The desert, the convention, the other dysfunctional families, Midge, and the burned hand were to become totally unfathomable for the actor, who was desperately trying to get the part right. What did the play ultimately stand for? In a strange break, after the alien visits the city a second time to return the special asteroid that it took with him on his previous visit, the actor abruptly exits the ‘stage’ of Asteroid City to meet with the play’s director, Schubert Green, in an attempt to get his validation. Schubert calms him down and reassures him that he is nailing the part despite the excessive props Augie is overwhelmed with. Augie carried the camera, the lighter, the facial hair, and the smoke pipe. All of it was manageable for the actor, but the fact that he wasn’t able to understand the meaning of the play was hurting him the most. Woodrow and Dinah grew intimate, and found a possibility of meaning with the arrival of the alien, but Augie was still the same. Wounded, ignored, loveless, and afraid of his true emotions, Augie was holding on to his pain, and that too without any supposed meaning. To portray this on the stage day in and day out was taking a toll on the actor’s psyche. According to Schubert, however, he had performed Augie with such honesty that nobody could ever imagine anybody else playing the part. He does warn him, however, not to look for the play’s meaning.

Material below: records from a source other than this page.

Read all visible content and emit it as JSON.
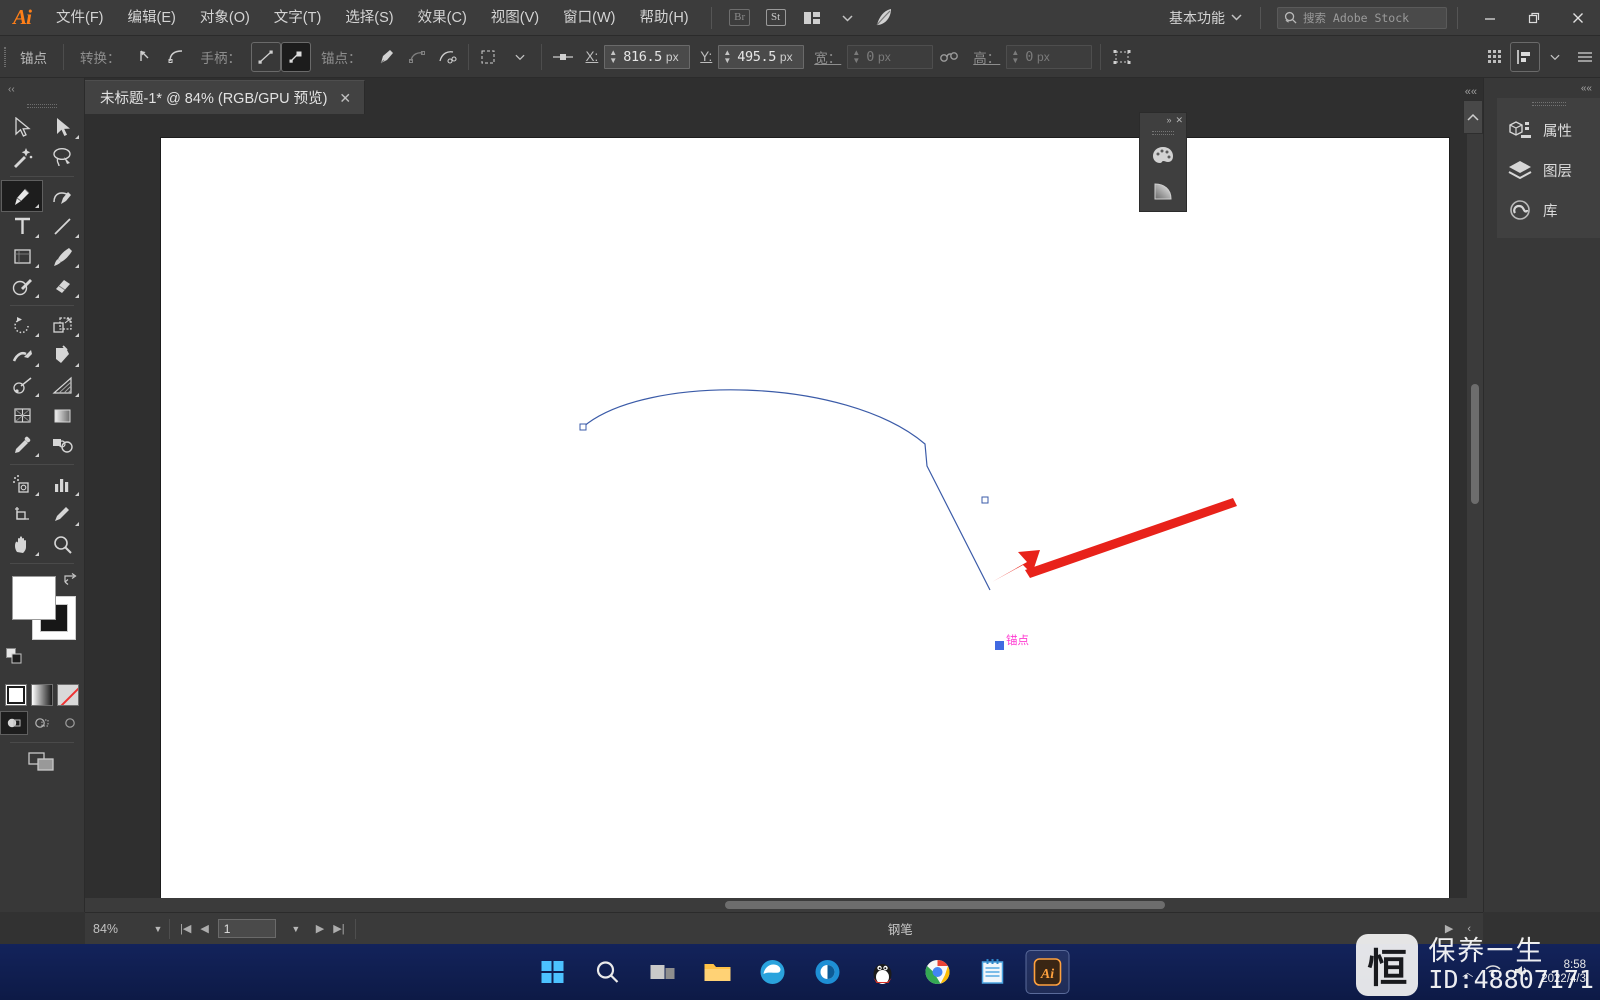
{
  "app": {
    "name": "Adobe Illustrator",
    "logo_text": "Ai"
  },
  "menubar": {
    "items": [
      {
        "label": "文件(F)"
      },
      {
        "label": "编辑(E)"
      },
      {
        "label": "对象(O)"
      },
      {
        "label": "文字(T)"
      },
      {
        "label": "选择(S)"
      },
      {
        "label": "效果(C)"
      },
      {
        "label": "视图(V)"
      },
      {
        "label": "窗口(W)"
      },
      {
        "label": "帮助(H)"
      }
    ],
    "bridge_badge": "Br",
    "stock_badge": "St",
    "workspace": "基本功能",
    "search_placeholder": "搜索 Adobe Stock",
    "window_controls": {
      "minimize": "—",
      "restore": "❐",
      "close": "✕"
    }
  },
  "controlbar": {
    "context_label": "锚点",
    "convert_label": "转换：",
    "handles_label": "手柄：",
    "anchors_label": "锚点：",
    "x_label": "X:",
    "x_value": "816.5",
    "x_unit": "px",
    "y_label": "Y:",
    "y_value": "495.5",
    "y_unit": "px",
    "w_label": "宽：",
    "w_value": "0",
    "w_unit": "px",
    "h_label": "高：",
    "h_value": "0",
    "h_unit": "px"
  },
  "tab": {
    "title": "未标题-1* @ 84% (RGB/GPU 预览)",
    "close": "✕"
  },
  "toolbar": {
    "tools": [
      {
        "name": "selection-tool",
        "selected": false
      },
      {
        "name": "direct-selection-tool",
        "selected": false
      },
      {
        "name": "magic-wand-tool",
        "selected": false
      },
      {
        "name": "lasso-tool",
        "selected": false
      },
      {
        "name": "pen-tool",
        "selected": true
      },
      {
        "name": "curvature-tool",
        "selected": false
      },
      {
        "name": "type-tool",
        "selected": false
      },
      {
        "name": "line-segment-tool",
        "selected": false
      },
      {
        "name": "rectangle-tool",
        "selected": false
      },
      {
        "name": "paintbrush-tool",
        "selected": false
      },
      {
        "name": "shaper-tool",
        "selected": false
      },
      {
        "name": "eraser-tool",
        "selected": false
      },
      {
        "name": "rotate-tool",
        "selected": false
      },
      {
        "name": "scale-tool",
        "selected": false
      },
      {
        "name": "width-tool",
        "selected": false
      },
      {
        "name": "free-transform-tool",
        "selected": false
      },
      {
        "name": "shape-builder-tool",
        "selected": false
      },
      {
        "name": "perspective-grid-tool",
        "selected": false
      },
      {
        "name": "mesh-tool",
        "selected": false
      },
      {
        "name": "gradient-tool",
        "selected": false
      },
      {
        "name": "eyedropper-tool",
        "selected": false
      },
      {
        "name": "blend-tool",
        "selected": false
      },
      {
        "name": "symbol-sprayer-tool",
        "selected": false
      },
      {
        "name": "column-graph-tool",
        "selected": false
      },
      {
        "name": "artboard-tool",
        "selected": false
      },
      {
        "name": "slice-tool",
        "selected": false
      },
      {
        "name": "hand-tool",
        "selected": false
      },
      {
        "name": "zoom-tool",
        "selected": false
      }
    ],
    "fill_color": "#ffffff",
    "stroke_color": "#000000"
  },
  "floating_panel": {
    "buttons": [
      "color-panel-icon",
      "gradient-panel-icon"
    ],
    "collapse": "»",
    "close": "✕"
  },
  "right_dock": {
    "collapse": "««",
    "items": [
      {
        "label": "属性",
        "icon": "properties-icon"
      },
      {
        "label": "图层",
        "icon": "layers-icon"
      },
      {
        "label": "库",
        "icon": "libraries-icon"
      }
    ]
  },
  "canvas": {
    "anchor_label": "锚点",
    "path_stroke_color": "#3b5ba8",
    "selected_anchor_color": "#4169e1",
    "smart_guide_color": "#ff3ad1",
    "annotation_arrow_color": "#e8221a"
  },
  "statusbar": {
    "zoom": "84%",
    "page": "1",
    "tool_name": "钢笔",
    "nav_first": "|◀",
    "nav_prev": "◀",
    "nav_next": "▶",
    "nav_last": "▶|"
  },
  "taskbar": {
    "apps": [
      {
        "name": "start-button"
      },
      {
        "name": "search-button"
      },
      {
        "name": "task-view-button"
      },
      {
        "name": "file-explorer-button"
      },
      {
        "name": "edge-button"
      },
      {
        "name": "cortana-button"
      },
      {
        "name": "qq-button"
      },
      {
        "name": "chrome-button"
      },
      {
        "name": "notepad-button"
      },
      {
        "name": "illustrator-button",
        "active": true
      }
    ],
    "tray": {
      "overflow": "︿",
      "time": "8:58",
      "date": "2022/4/3"
    }
  },
  "watermark": {
    "logo_char": "恒",
    "line1": "保养一生",
    "line2": "ID:48807171"
  }
}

The play ends when everybody leaves Asteroid City, and Augie is the last one to go. Midge had left her an address, and the meaning of it all was perhaps to find a connection with another wounded soul, despite the meaninglessness. Yet, one can ask, what was the movie Asteroid City really about? Is it about the fascination with aliens and the search for extraterrestrial life? Or is it about our ordinary existence on Earth, where some moments are exciting while others are not? Is it about how an artist creates a world of his own in his head and tries to find the meaning of life through it? Through Augie and the actor who played him, it can only be surmised that it’s best that we don’t get too hung up on the meaning and continue telling our own stories while we can.